Editorial: Necessary, but mandatory?
Peter Shokeir | firstname.lastname@example.org
During the early days of the pandemic, officials were urging the public to wait for the vaccine, because once it came, a return to normalcy would soon follow.
Indeed, the vaccine has significantly improved the situation, with the lower death rates in continuing care centres more than enough evidence of this.
And yet, the pandemic continues, and new regulations are coming down the pipe right now, while old ones continue to linger.
Turns out the vaccine isn’t a magic wand that will turn time back to 2019.
Vaccines are effective, no doubt, but why is the pandemic continuing then?
For one (and yes, I’m not a doctor), vaccinated people can still get sick and can spread the virus, but their symptoms are not as severe.
There’s also the fact that a significant minority of the population refuses to get vaccinated for reasons ranging from religious beliefs to conspiracy theories.
Health officials have repeatedly stated that the unvaccinated make up a disproportionate number of hospitalizations from COVID.
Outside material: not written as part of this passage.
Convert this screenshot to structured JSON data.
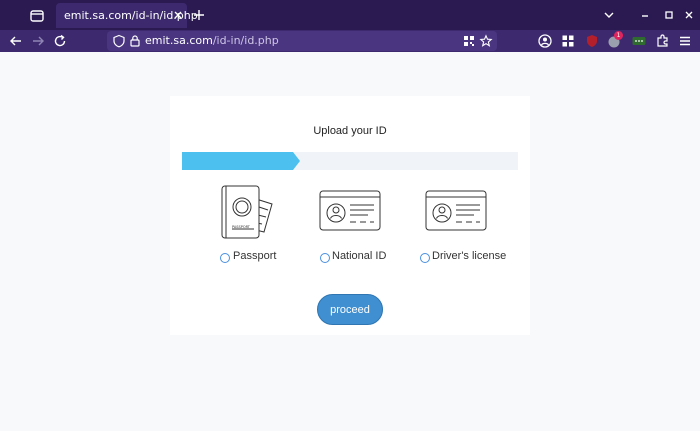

This need to vaccinate the public has resulted in policies that would have been shocking only a few years ago.
Vaccine passports for non-essential services, restrictions on international travel and the ludicrous idea of financial incentives have been tried.
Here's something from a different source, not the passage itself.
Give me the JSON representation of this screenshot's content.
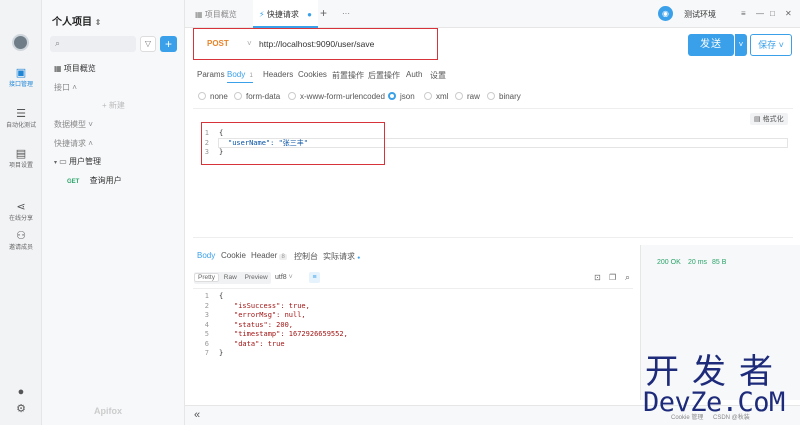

Now Quebec wants to impose a health tax on residents who aren’t vaccinated, and the idea of mandatory vaccination has once again been bandied about.
Trust and education have failed, so authority must now be invoked.
Many will say these policies aren’t a big deal.
Others might admit they’re a bit extreme but that desperate times call for desperate measures and this wouldn’t be necessary if anti-vaxxers hadn’t been dragging the rest of us down to begin with.
At the very least though, it should give us all a pause that the only way we can get vast swaths of the population to behave decently is through such means.
This isn’t necessarily an argument against any particular policy.
Rather, this is an argument for wariness, an argument for not being completely comfortable with the new norm.
As soon as it is safe to do so, water fountains should be a thing again.